**** MATERIAL FOR THIS EXERCISE ****

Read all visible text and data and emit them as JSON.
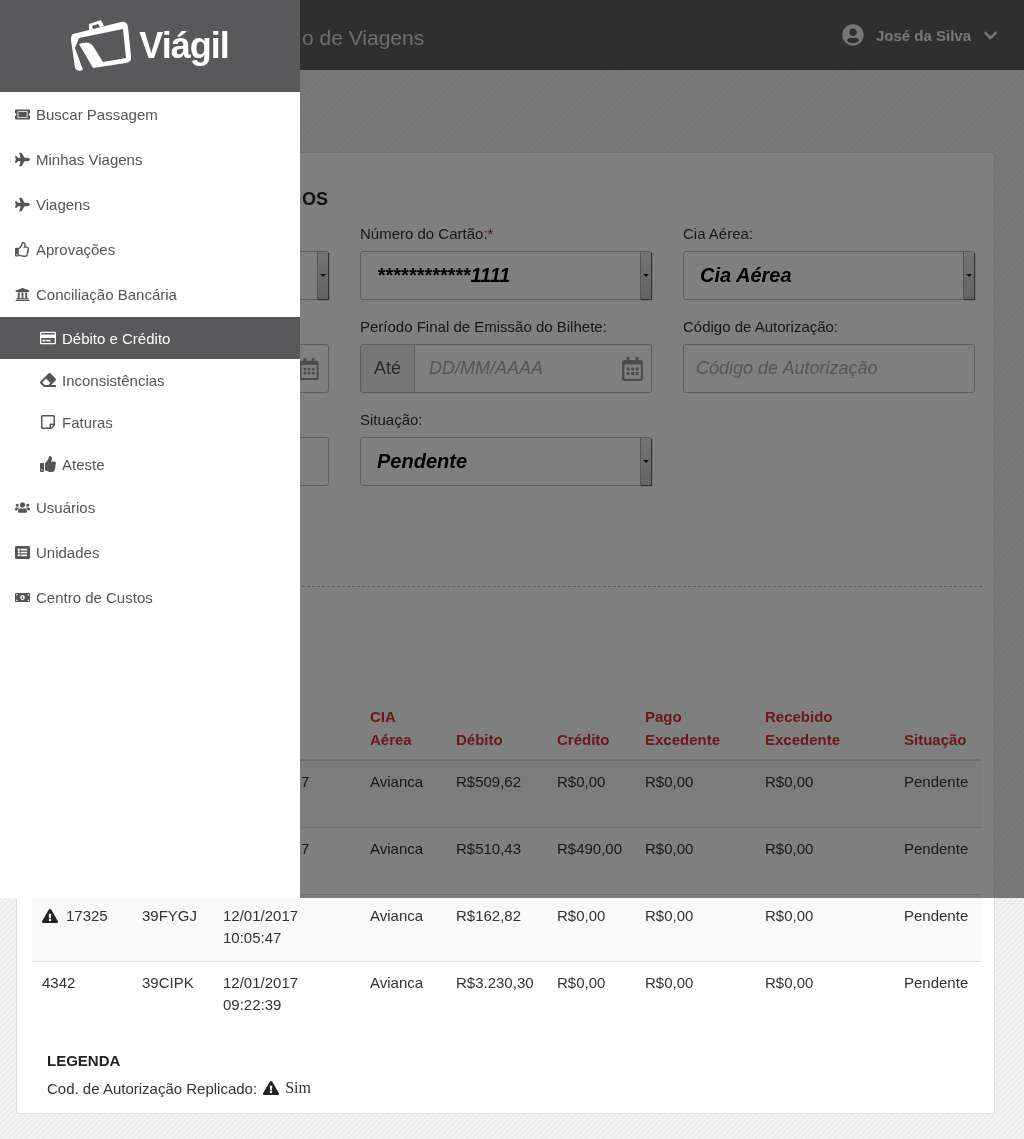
{
  "header": {
    "title": "o de Viagens",
    "user": "José da Silva"
  },
  "sidebar": {
    "logo": "Viágil",
    "items": [
      {
        "label": "Buscar Passagem",
        "selected": false
      },
      {
        "label": "Minhas Viagens",
        "selected": false
      },
      {
        "label": "Viagens",
        "selected": false
      },
      {
        "label": "Aprovações",
        "selected": false
      },
      {
        "label": "Conciliação Bancária",
        "selected": false,
        "children": [
          {
            "label": "Débito e Crédito",
            "selected": true
          },
          {
            "label": "Inconsistências",
            "selected": false
          },
          {
            "label": "Faturas",
            "selected": false
          },
          {
            "label": "Ateste",
            "selected": false
          }
        ]
      },
      {
        "label": "Usuários",
        "selected": false
      },
      {
        "label": "Unidades",
        "selected": false
      },
      {
        "label": "Centro de Custos",
        "selected": false
      }
    ]
  },
  "filters": {
    "heading": "OS",
    "rows": [
      [
        {
          "kind": "select",
          "label": "Número do Cartão:",
          "required_mark": "*",
          "value": "************1111"
        },
        {
          "kind": "select",
          "label": "Cia Aérea:",
          "value": "Cia Aérea"
        }
      ],
      [
        {
          "kind": "date",
          "label": "Período Final de Emissão do Bilhete:",
          "prefix": "Até",
          "placeholder": "DD/MM/AAAA"
        },
        {
          "kind": "text",
          "label": "Código de Autorização:",
          "placeholder": "Código de Autorização"
        }
      ],
      [
        {
          "kind": "select",
          "label": "Situação:",
          "value": "Pendente"
        }
      ]
    ]
  },
  "table": {
    "columns": [
      "CIA Aérea",
      "Débito",
      "Crédito",
      "Pago Excedente",
      "Recebido Excedente",
      "Situação"
    ],
    "rows": [
      {
        "date": "7",
        "airline": "Avianca",
        "debit": "R$509,62",
        "credit": "R$0,00",
        "paid_excess": "R$0,00",
        "received_excess": "R$0,00",
        "status": "Pendente"
      },
      {
        "date": "7",
        "airline": "Avianca",
        "debit": "R$510,43",
        "credit": "R$490,00",
        "paid_excess": "R$0,00",
        "received_excess": "R$0,00",
        "status": "Pendente"
      },
      {
        "replicated": true,
        "id": "17325",
        "code": "39FYGJ",
        "date": "12/01/2017",
        "time": "10:05:47",
        "airline": "Avianca",
        "debit": "R$162,82",
        "credit": "R$0,00",
        "paid_excess": "R$0,00",
        "received_excess": "R$0,00",
        "status": "Pendente"
      },
      {
        "replicated": false,
        "id": "4342",
        "code": "39CIPK",
        "date": "12/01/2017",
        "time": "09:22:39",
        "airline": "Avianca",
        "debit": "R$3.230,30",
        "credit": "R$0,00",
        "paid_excess": "R$0,00",
        "received_excess": "R$0,00",
        "status": "Pendente"
      }
    ]
  },
  "legend": {
    "title": "LEGENDA",
    "items": [
      {
        "label": "Cod. de Autorização Replicado:",
        "value": "Sim"
      }
    ]
  }
}
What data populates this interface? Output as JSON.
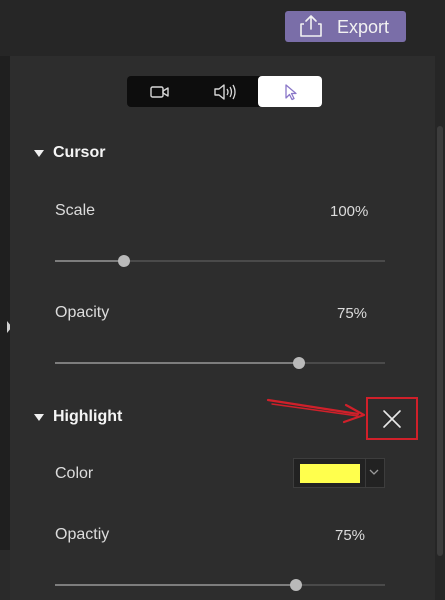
{
  "header": {
    "export_label": "Export",
    "export_icon": "share-upload-icon"
  },
  "tabs": [
    {
      "icon": "video-camera-icon",
      "active": false
    },
    {
      "icon": "speaker-icon",
      "active": false
    },
    {
      "icon": "cursor-pointer-icon",
      "active": true
    }
  ],
  "cursor_section": {
    "title": "Cursor",
    "scale": {
      "label": "Scale",
      "value": "100%",
      "level": 0.21
    },
    "opacity": {
      "label": "Opacity",
      "value": "75%",
      "level": 0.74
    }
  },
  "highlight_section": {
    "title": "Highlight",
    "color": {
      "label": "Color",
      "swatch": "#ffff4d"
    },
    "opacity": {
      "label": "Opactiy",
      "value": "75%",
      "level": 0.73
    }
  },
  "annotation": {
    "color": "#d0202a",
    "target": "close-icon"
  },
  "colors": {
    "accent": "#7a6ea8",
    "panel": "#2d2d2d"
  }
}
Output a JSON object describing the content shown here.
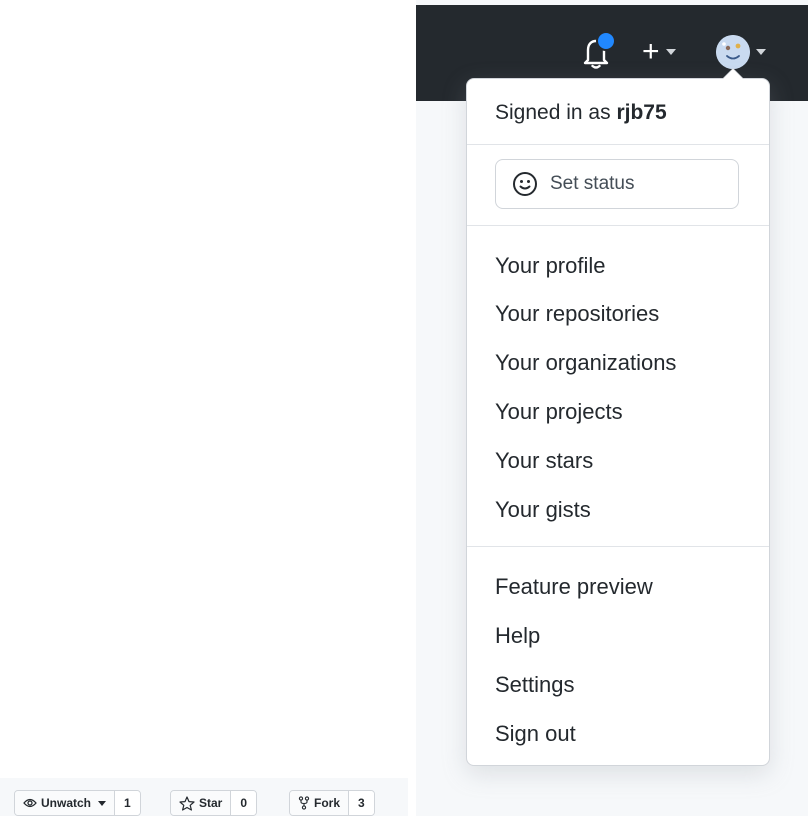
{
  "header": {
    "notifications_icon": "bell-icon",
    "create_icon": "plus-icon",
    "avatar_icon": "avatar-icon"
  },
  "dropdown": {
    "signed_in_prefix": "Signed in as",
    "username": "rjb75",
    "set_status_label": "Set status",
    "items_group1": [
      "Your profile",
      "Your repositories",
      "Your organizations",
      "Your projects",
      "Your stars",
      "Your gists"
    ],
    "items_group2": [
      "Feature preview",
      "Help",
      "Settings",
      "Sign out"
    ]
  },
  "repo_actions": {
    "unwatch_label": "Unwatch",
    "unwatch_count": "1",
    "star_label": "Star",
    "star_count": "0",
    "fork_label": "Fork",
    "fork_count": "3"
  },
  "colors": {
    "header_bg": "#24292e",
    "notification_dot": "#2188ff",
    "border": "#d1d5da"
  }
}
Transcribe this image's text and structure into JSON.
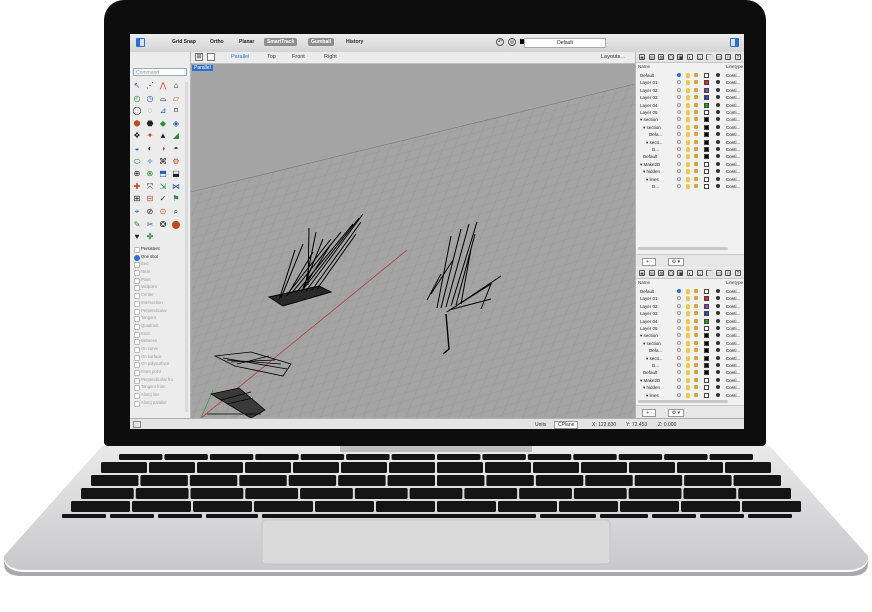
{
  "toolbar": {
    "items": [
      "Grid Snap",
      "Ortho",
      "Planar",
      "SmartTrack",
      "Gumball",
      "History"
    ],
    "active": [
      "SmartTrack",
      "Gumball"
    ],
    "layer_value": "Default"
  },
  "command": {
    "placeholder": "Command"
  },
  "viewport_tabs": {
    "items": [
      "Parallel",
      "Top",
      "Front",
      "Right"
    ],
    "active": "Parallel",
    "layouts": "Layouts..."
  },
  "viewport": {
    "label": "Parallel"
  },
  "snaps": {
    "persistent": "Persistent",
    "one_shot": "One shot",
    "items": [
      "End",
      "Near",
      "Point",
      "Midpoint",
      "Center",
      "Intersection",
      "Perpendicular",
      "Tangent",
      "Quadrant",
      "Knot",
      "Between",
      "On curve",
      "On surface",
      "On polysurface",
      "From point",
      "Perpendicular fro",
      "Tangent from",
      "Along line",
      "Along parallel"
    ]
  },
  "layers": {
    "header_name": "Name",
    "header_linetype": "Linetype",
    "linetype_value": "Conti...",
    "rows": [
      {
        "name": "Default",
        "indent": 0,
        "current": true,
        "color": "#ffffff"
      },
      {
        "name": "Layer 01",
        "indent": 0,
        "color": "#e0262b"
      },
      {
        "name": "Layer 02",
        "indent": 0,
        "color": "#8a3fc2"
      },
      {
        "name": "Layer 03",
        "indent": 0,
        "color": "#2846c9"
      },
      {
        "name": "Layer 04",
        "indent": 0,
        "color": "#1f9e2c"
      },
      {
        "name": "Layer 05",
        "indent": 0,
        "color": "#ffffff"
      },
      {
        "name": "▾ section",
        "indent": 0,
        "color": "#000000"
      },
      {
        "name": "▾ section",
        "indent": 1,
        "color": "#000000"
      },
      {
        "name": "Defa...",
        "indent": 3,
        "color": "#000000"
      },
      {
        "name": "▾ secti...",
        "indent": 2,
        "color": "#000000"
      },
      {
        "name": "D...",
        "indent": 4,
        "color": "#000000"
      },
      {
        "name": "Default",
        "indent": 1,
        "color": "#000000"
      },
      {
        "name": "▾ Make2D",
        "indent": 0,
        "color": "#ffffff"
      },
      {
        "name": "▾ hidden",
        "indent": 1,
        "color": "#ffffff"
      },
      {
        "name": "▾ lines",
        "indent": 2,
        "color": "#ffffff"
      },
      {
        "name": "D...",
        "indent": 4,
        "color": "#ffffff"
      }
    ],
    "plus": "+ ·",
    "gear": "⚙ ▾"
  },
  "status": {
    "units": "Units",
    "cplane": "CPlane",
    "x": "X: 122.830",
    "y": "Y: 72.453",
    "z": "Z: 0.000"
  }
}
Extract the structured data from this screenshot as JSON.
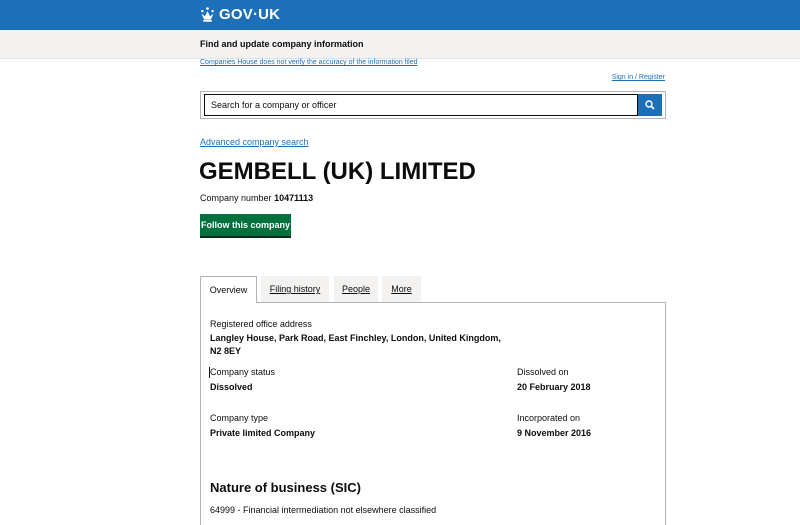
{
  "header": {
    "logo_text": "GOV·UK",
    "logo_icon": "crown-icon",
    "brand_color": "#1d70b8"
  },
  "service": {
    "name": "Find and update company information"
  },
  "disclaimer": "Companies House does not verify the accuracy of the information filed",
  "account": {
    "signin_label": "Sign in / Register"
  },
  "search": {
    "placeholder": "Search for a company or officer",
    "button_icon": "search-icon"
  },
  "advanced_search_label": "Advanced company search",
  "company": {
    "name": "GEMBELL (UK) LIMITED",
    "number_label": "Company number",
    "number": "10471113",
    "follow_label": "Follow this company",
    "follow_color": "#00703c"
  },
  "tabs": [
    {
      "label": "Overview",
      "active": true
    },
    {
      "label": "Filing history",
      "active": false
    },
    {
      "label": "People",
      "active": false
    },
    {
      "label": "More",
      "active": false
    }
  ],
  "overview": {
    "registered_office": {
      "label": "Registered office address",
      "line1": "Langley House, Park Road, East Finchley, London, United Kingdom,",
      "line2": "N2 8EY"
    },
    "status": {
      "label": "Company status",
      "value": "Dissolved"
    },
    "dissolved_on": {
      "label": "Dissolved on",
      "value": "20 February 2018"
    },
    "type": {
      "label": "Company type",
      "value": "Private limited Company"
    },
    "incorporated_on": {
      "label": "Incorporated on",
      "value": "9 November 2016"
    },
    "sic": {
      "title": "Nature of business (SIC)",
      "items": [
        "64999 - Financial intermediation not elsewhere classified"
      ]
    }
  }
}
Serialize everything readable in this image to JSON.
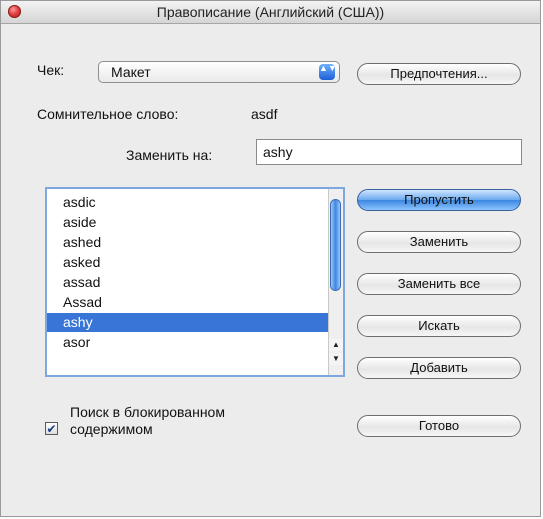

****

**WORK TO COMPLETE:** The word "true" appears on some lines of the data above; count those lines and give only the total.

**SOLUTION BELOW:** 5